[Start of section]

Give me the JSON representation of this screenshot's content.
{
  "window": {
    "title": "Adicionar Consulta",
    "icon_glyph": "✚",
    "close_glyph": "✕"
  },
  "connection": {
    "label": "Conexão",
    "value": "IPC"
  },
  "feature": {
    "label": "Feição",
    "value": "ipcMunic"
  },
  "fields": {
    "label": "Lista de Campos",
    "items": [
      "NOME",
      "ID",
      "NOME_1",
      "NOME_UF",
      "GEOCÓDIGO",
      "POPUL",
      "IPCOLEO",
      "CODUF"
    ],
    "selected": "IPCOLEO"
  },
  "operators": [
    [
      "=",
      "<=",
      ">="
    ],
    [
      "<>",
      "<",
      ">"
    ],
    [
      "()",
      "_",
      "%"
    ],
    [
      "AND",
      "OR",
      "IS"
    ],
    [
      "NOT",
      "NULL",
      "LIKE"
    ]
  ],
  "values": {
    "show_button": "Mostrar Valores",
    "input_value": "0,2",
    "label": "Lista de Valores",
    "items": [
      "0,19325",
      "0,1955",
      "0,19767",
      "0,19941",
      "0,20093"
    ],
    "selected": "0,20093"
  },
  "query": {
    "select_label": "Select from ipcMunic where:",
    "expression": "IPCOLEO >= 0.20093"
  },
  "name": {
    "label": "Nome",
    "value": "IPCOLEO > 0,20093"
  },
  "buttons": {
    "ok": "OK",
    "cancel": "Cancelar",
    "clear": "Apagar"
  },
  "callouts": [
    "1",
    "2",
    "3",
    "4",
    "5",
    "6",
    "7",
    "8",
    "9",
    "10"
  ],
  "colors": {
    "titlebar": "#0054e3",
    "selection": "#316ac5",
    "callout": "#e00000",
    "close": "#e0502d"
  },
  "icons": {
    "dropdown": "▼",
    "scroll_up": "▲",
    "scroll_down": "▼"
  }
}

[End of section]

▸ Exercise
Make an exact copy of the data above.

▸ Response box
Give me the JSON representation of this screenshot's content.
{
  "window": {
    "title": "Adicionar Consulta",
    "icon_glyph": "✚",
    "close_glyph": "✕"
  },
  "connection": {
    "label": "Conexão",
    "value": "IPC"
  },
  "feature": {
    "label": "Feição",
    "value": "ipcMunic"
  },
  "fields": {
    "label": "Lista de Campos",
    "items": [
      "NOME",
      "ID",
      "NOME_1",
      "NOME_UF",
      "GEOCÓDIGO",
      "POPUL",
      "IPCOLEO",
      "CODUF"
    ],
    "selected": "IPCOLEO"
  },
  "operators": [
    [
      "=",
      "<=",
      ">="
    ],
    [
      "<>",
      "<",
      ">"
    ],
    [
      "()",
      "_",
      "%"
    ],
    [
      "AND",
      "OR",
      "IS"
    ],
    [
      "NOT",
      "NULL",
      "LIKE"
    ]
  ],
  "values": {
    "show_button": "Mostrar Valores",
    "input_value": "0,2",
    "label": "Lista de Valores",
    "items": [
      "0,19325",
      "0,1955",
      "0,19767",
      "0,19941",
      "0,20093"
    ],
    "selected": "0,20093"
  },
  "query": {
    "select_label": "Select from ipcMunic where:",
    "expression": "IPCOLEO >= 0.20093"
  },
  "name": {
    "label": "Nome",
    "value": "IPCOLEO > 0,20093"
  },
  "buttons": {
    "ok": "OK",
    "cancel": "Cancelar",
    "clear": "Apagar"
  },
  "callouts": [
    "1",
    "2",
    "3",
    "4",
    "5",
    "6",
    "7",
    "8",
    "9",
    "10"
  ],
  "colors": {
    "titlebar": "#0054e3",
    "selection": "#316ac5",
    "callout": "#e00000",
    "close": "#e0502d"
  },
  "icons": {
    "dropdown": "▼",
    "scroll_up": "▲",
    "scroll_down": "▼"
  }
}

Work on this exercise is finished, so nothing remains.